As seen from the mid-northern hemisphere (45N) the Sporadic rates are low, but fairly steady. One would expect to see approximately four random meteors during the last hour before dawn from rural observing sites and only one per hour during the evening hours. As seen from the mid-southern hemisphere (45S) morning rates would be near seven per hour as seen from rural observing sites and two per hour during the evening hours. Morning rates are reduced due to moonlight.
The table below presents a condensed version of the expected activity this week. Rates and positions are exact for Saturday night/Sunday morning.
|SHOWER||DATE OF MAXIMUM ACTIVITY||CELESTIAL POSITION||ENTRY VELOCITY||CULMINATION||HOURLY RATE||CLASS*|
|RA (RA in Deg.) DEC||Km/Sec||Local Daylight Time||North-South|
|Pi Puppids (PPU)||Apr 23||07:18 (110) -45||18||18:00||0 â€“ <1||II|
|Antihelion (ANT)||-||15:16 (229) -18||30||02:00||1 â€“ 2||II|
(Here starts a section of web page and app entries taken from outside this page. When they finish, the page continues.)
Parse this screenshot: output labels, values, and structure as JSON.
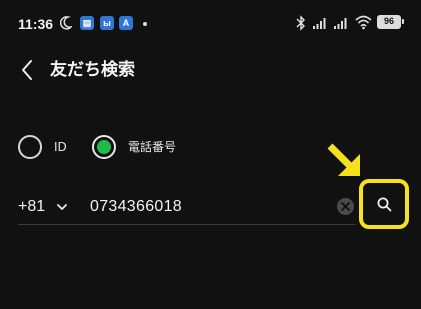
{
  "status_bar": {
    "time": "11:36",
    "app_icons": [
      "▤",
      "ы",
      "A"
    ],
    "battery": "96"
  },
  "header": {
    "title": "友だち検索"
  },
  "search_type": {
    "options": [
      {
        "label": "ID",
        "selected": false
      },
      {
        "label": "電話番号",
        "selected": true
      }
    ]
  },
  "phone": {
    "country_code": "+81",
    "number": "0734366018"
  },
  "colors": {
    "background": "#111111",
    "selected_radio": "#21b94a",
    "highlight": "#f5e11c"
  },
  "icons": [
    "moon-icon",
    "bluetooth-icon",
    "signal-icon",
    "wifi-icon",
    "battery-icon",
    "back-icon",
    "chevron-down-icon",
    "clear-icon",
    "search-icon",
    "arrow-annotation-icon"
  ]
}
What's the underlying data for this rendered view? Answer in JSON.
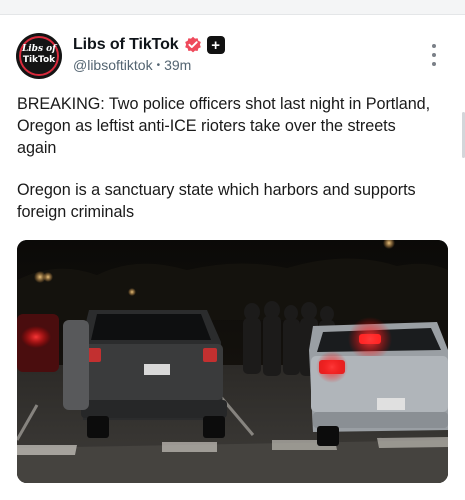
{
  "post": {
    "author": {
      "display_name": "Libs of TikTok",
      "handle": "@libsoftiktok",
      "avatar_text_line1": "Libs of",
      "avatar_text_line2": "TikTok"
    },
    "time_separator": "•",
    "timestamp": "39m",
    "plus_badge": "+",
    "body_paragraphs": [
      "BREAKING: Two police officers shot last night in Portland, Oregon as leftist anti-ICE rioters take over the streets again",
      "Oregon is a sanctuary state which harbors and supports foreign criminals"
    ],
    "media": {
      "icon": "photo-night-street-police-cars"
    }
  },
  "colors": {
    "verified_badge": "#ef4a5c",
    "text": "#1a1a1a",
    "secondary_text": "#536471",
    "police_light_red": "#ff2a2a"
  },
  "icons": {
    "verified": "verified-badge-icon",
    "plus": "plus-icon",
    "more": "more-options-icon"
  }
}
|Eta Aquariid (ETA)||May 05||22:00 (330) -04||66||08:00||1 â€“ 1||II|